Speaking on the first day of the Association of Teachers and Lecturers conference in Cardiff, the union's general secretary, Peter Smith, said that by sticking to the spending pledge "like Araldite", Shadow Chancellor Gordon Brown would provoke cynicism among teachers and voters.
It was questionable whether the party would be able to tackle problems it had identified as needing attention, he said.
Mr Smith called on Labour to review spending on education within its first 100 days in power if it gained office on 1 May.
Increasing cash for schools should be its top education priority, since the sector had been squeezed "till the pips squeaked."
A recent Harris poll commissioned by ATL revealed 86 per cent of the public thought more money was top of the list if schools were to improve.

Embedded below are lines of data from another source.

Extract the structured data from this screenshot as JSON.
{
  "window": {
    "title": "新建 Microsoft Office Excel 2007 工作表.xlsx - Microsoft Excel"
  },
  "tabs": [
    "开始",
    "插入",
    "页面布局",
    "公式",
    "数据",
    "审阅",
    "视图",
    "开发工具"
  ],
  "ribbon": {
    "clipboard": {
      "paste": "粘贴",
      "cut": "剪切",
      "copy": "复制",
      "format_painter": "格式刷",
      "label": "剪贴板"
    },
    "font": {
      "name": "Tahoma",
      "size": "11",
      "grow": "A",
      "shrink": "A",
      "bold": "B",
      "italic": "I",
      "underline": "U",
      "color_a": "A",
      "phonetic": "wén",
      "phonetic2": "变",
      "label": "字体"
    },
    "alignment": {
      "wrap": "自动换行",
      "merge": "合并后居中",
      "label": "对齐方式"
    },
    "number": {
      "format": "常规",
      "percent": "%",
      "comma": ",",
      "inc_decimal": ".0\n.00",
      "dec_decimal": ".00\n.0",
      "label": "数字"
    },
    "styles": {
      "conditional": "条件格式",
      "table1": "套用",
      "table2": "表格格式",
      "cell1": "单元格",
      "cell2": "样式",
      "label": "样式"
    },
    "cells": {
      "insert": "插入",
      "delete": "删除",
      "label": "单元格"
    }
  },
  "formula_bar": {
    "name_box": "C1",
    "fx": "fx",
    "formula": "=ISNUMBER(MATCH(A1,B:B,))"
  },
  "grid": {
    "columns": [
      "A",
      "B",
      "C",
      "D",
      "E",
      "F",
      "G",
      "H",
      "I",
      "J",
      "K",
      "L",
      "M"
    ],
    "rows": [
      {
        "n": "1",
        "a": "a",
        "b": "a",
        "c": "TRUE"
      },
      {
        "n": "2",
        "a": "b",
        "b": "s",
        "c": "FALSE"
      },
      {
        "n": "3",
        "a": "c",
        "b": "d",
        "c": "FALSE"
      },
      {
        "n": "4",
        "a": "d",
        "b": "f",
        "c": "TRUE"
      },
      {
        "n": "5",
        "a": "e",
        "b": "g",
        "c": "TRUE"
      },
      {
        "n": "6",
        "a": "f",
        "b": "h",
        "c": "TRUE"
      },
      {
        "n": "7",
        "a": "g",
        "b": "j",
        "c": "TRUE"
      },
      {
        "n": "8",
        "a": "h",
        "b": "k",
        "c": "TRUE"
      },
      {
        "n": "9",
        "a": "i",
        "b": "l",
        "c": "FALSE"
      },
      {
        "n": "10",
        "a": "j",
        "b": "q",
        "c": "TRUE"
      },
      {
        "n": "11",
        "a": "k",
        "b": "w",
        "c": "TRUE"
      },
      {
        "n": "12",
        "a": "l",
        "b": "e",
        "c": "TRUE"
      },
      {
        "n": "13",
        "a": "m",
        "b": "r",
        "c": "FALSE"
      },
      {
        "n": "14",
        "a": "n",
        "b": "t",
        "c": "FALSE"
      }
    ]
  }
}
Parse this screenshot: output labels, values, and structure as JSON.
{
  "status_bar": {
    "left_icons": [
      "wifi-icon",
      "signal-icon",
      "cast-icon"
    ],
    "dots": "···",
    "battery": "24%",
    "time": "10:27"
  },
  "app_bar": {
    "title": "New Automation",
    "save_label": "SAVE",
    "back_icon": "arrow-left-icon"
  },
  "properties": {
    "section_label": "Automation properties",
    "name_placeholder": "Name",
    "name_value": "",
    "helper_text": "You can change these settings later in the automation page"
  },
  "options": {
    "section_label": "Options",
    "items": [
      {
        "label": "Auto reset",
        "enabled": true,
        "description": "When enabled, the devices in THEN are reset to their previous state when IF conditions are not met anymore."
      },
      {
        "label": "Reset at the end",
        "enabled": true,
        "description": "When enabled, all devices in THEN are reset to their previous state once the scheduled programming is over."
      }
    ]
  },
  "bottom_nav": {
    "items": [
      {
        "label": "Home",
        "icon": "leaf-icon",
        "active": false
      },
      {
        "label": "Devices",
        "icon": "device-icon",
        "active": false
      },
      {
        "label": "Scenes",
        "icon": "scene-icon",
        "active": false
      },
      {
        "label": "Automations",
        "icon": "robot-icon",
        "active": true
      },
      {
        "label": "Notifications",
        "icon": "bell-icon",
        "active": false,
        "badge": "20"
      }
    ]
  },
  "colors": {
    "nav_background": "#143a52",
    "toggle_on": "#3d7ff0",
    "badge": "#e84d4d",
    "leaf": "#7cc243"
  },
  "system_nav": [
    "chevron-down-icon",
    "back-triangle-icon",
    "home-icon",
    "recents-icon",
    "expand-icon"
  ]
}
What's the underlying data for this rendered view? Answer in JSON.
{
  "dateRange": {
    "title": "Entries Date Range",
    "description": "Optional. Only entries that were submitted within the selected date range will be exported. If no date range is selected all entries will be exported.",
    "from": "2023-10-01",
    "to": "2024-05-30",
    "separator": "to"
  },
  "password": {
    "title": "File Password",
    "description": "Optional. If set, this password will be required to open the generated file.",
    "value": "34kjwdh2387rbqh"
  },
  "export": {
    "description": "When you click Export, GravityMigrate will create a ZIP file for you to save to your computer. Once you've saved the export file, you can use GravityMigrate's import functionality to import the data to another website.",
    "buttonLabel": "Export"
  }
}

Mr Smith, who heads a moderate union of 150,000 teachers and lecturers, stepped back from condemning Mr Brown, but added: "If he really is saying that for two years he will apply the decision, with no moderation whatsoever, put into place by his predecessor Kenneth Clarke, then it will only be a matter of time before people ask, 'Time for a change? Where is the change in that?'"